Heat the oven to 150 C, line and grease a baking tray. Melt the butter in a saucepan, add the sugar and the syrup and stir until dissolved. Turn off the heat and then stir in the oats and apricots (or other dried fruit, cranberries would be a nice Christmassy addition). Pour into the baking tin and squish it down well. Bake for 40 minutes, allow to cool for 15 minutes before turning it out and slicing, then a further ten minutes (if at all possible) before serving.

*So when I looked at the recipe for these I didn’t notice that you do in fact need twice as many oats as any other ingredient…so on pouring a very sloppy mix into tins, checking to see how long they needed and noticing my error, I had to pour it all out and start again….Note: Read recipes carefully

Tasty soup soup!
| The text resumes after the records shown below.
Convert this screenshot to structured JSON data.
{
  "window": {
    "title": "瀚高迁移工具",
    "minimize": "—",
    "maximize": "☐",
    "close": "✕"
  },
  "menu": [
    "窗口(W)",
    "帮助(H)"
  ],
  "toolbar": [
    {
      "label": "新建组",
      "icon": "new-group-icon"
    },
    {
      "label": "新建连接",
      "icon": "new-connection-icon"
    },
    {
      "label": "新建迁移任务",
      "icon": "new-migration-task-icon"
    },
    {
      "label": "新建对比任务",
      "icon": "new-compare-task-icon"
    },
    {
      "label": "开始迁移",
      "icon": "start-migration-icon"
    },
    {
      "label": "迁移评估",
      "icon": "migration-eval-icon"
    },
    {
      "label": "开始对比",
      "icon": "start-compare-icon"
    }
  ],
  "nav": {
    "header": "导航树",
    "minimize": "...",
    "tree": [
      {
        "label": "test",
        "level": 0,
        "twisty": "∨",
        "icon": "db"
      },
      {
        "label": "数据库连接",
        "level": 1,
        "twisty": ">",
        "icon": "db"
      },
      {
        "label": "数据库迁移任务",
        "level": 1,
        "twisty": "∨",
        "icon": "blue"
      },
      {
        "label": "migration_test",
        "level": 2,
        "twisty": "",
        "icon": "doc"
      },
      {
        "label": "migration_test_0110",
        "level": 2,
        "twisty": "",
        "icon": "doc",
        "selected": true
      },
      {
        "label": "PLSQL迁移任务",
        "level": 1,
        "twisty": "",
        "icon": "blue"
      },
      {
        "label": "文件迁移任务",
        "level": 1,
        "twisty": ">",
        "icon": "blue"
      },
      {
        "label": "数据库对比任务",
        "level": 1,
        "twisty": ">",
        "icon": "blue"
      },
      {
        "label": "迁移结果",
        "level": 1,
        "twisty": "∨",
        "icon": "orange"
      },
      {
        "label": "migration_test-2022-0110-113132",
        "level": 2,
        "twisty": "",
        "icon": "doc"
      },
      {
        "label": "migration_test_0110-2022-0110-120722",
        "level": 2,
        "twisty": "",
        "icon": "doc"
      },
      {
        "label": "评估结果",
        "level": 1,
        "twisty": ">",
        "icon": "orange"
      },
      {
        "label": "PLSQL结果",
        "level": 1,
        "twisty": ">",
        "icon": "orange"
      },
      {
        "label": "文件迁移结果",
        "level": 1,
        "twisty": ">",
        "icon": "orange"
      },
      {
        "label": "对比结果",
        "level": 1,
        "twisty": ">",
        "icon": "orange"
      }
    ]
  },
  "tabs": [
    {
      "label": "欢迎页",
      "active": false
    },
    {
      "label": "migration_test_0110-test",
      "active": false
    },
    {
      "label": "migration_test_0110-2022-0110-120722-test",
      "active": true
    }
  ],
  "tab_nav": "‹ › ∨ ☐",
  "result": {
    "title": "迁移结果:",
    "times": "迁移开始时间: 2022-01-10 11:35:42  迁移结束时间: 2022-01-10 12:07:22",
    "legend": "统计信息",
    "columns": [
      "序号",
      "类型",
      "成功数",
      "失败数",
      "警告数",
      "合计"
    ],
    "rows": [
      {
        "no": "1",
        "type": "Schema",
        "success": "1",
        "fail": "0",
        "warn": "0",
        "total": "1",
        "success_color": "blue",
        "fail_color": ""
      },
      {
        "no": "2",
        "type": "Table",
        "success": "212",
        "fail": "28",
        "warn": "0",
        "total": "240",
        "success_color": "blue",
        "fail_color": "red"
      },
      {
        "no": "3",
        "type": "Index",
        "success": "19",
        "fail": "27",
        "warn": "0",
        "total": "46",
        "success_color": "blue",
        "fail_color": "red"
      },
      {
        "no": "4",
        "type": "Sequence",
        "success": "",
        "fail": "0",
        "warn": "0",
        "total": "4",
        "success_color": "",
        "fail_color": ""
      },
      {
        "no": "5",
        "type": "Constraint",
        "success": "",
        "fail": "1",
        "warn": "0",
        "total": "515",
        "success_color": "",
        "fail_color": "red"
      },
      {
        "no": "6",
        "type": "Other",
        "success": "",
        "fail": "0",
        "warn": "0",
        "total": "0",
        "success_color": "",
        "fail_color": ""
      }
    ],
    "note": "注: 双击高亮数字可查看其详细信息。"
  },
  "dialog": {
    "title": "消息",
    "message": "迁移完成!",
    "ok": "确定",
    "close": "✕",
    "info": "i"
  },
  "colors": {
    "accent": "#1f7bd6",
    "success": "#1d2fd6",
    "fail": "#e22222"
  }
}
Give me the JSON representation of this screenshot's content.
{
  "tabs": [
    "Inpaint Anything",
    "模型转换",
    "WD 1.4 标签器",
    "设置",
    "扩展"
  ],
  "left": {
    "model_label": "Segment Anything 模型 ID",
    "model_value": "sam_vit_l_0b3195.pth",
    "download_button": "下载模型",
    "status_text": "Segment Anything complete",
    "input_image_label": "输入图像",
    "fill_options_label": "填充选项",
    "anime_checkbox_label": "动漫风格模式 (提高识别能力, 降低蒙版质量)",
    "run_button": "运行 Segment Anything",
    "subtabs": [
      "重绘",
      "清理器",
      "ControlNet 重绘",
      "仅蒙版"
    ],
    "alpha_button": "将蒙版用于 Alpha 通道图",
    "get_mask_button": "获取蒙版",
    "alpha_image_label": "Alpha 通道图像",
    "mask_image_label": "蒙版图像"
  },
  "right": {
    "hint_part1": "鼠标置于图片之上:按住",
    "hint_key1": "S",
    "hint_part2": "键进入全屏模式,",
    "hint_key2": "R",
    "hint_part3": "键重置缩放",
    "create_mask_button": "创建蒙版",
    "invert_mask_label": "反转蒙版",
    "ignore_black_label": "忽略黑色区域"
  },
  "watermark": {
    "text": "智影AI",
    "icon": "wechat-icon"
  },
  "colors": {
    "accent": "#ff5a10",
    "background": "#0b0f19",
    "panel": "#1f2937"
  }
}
A long time ago there was a song about soup by the Mighty Boosh…

“Soup Soup
Tasty Soup Soup
Spicy carrot and corriander
Chilli chowder
Crouton Crouton
Crunch friends in a liquid broth
I am gespatchio Oh!
I am a summer soup Mmmm!
Miso Miso
Fighting in the dojo
Miso Miso
Oriental Prince in the land of soup”

Along with salad, soup is another favourite among the crew and is rapidly becoming a quick and easy go to lunch for me if I’m rushed with other bits and pieces. It is so easy just to prep some veg, stick it in a pot, boil and then blend. Ta da! Soup. However, there are a few tricks which can turn what is really just vegetable pureé into a tasty soup.

I always put heaps of garlic in everything, this is no different for soup. First I like to fry off some garlic and onion with a little leek too. Add a liter of stock (flavour depending on what vegetables/meat you are using) to the pan, bring to the boil and then add your prepared veg.

And by prepared I don’t just mean chopped. For some recipes I like to pre-cook the veg, for example, Roasted Butternut Squash and Red Pepper soup gets a wonderful dimension of flavour added by roasting the veg in olive oil, rock salt and a little rosemary before adding them to the stock.

Adding herbs can make a real difference too. Fresh is best though dried is fine if that’s all you’ve got to hand. If you aren’t growing some on the windowsill and are buying cut herbs from the local grocers (please not the supermarkets…), pop them in a glass of water just like you would with cut flowers. Not something I had ever thought of before seeing it in a kitchen in Italy, it might just be me, apologies for perhaps pointing out the obvious. Anyway, a good bunch of parsley in a Broccoli soup does wonders to balance out the sometimes bitter vegetable, especially if you’re going for the iron super-boost and add a bunch of cavolo nero like I did this evening (they grow cabbages in their floral road verges here in Antibes…not sure if that counts as foraging???).

Top with sesame seeds and a drizzle of sesame oil

Top with sesame seeds and a drizzle of sesame oil

I am also a fan of cheese in soup, one of my favourite allotment recipes before I moved to Italy was Pea and Potato soup; a great way of using up excesses of both crops when you forget to stagger planting (oops). Lashings of mint and a ton of goat cheese make this soup really luxurious, and probably not as healthy as soup ought to be…

Leftovers, great for soup. Got some roast chicken left over from Sunday lunch, wack it in a soup with potatoes and sweetcorn, one of my favourites from childhood!

Croutons. I love croutons. Well actually I like fried bread but it amounts to the same thing. Putting things on top of your soup is all about adding texture. I also like to sprinkle sesame seeds or toasted nuts over the top and a drizzle of something oily or creamy doesn’t go amiss either.

And finally, seasoning. Salt and pepper are really important. If a dish is a little flat it could be that adjusting the seasoning can make all the difference. Salt is not bad for you as long as you don’t overdo it, in fact you need it in your diet to keep you healthy so don’t worry about adding a good pinch to lift the flavour.

Don’t forget, loads of fresh crusty bread to serve it with. So

anytime you need a quick lunch, or have lots of vegetables or leftovers to use up, wizz up a batch of ‘Soup, soup. Tasty soup soup!’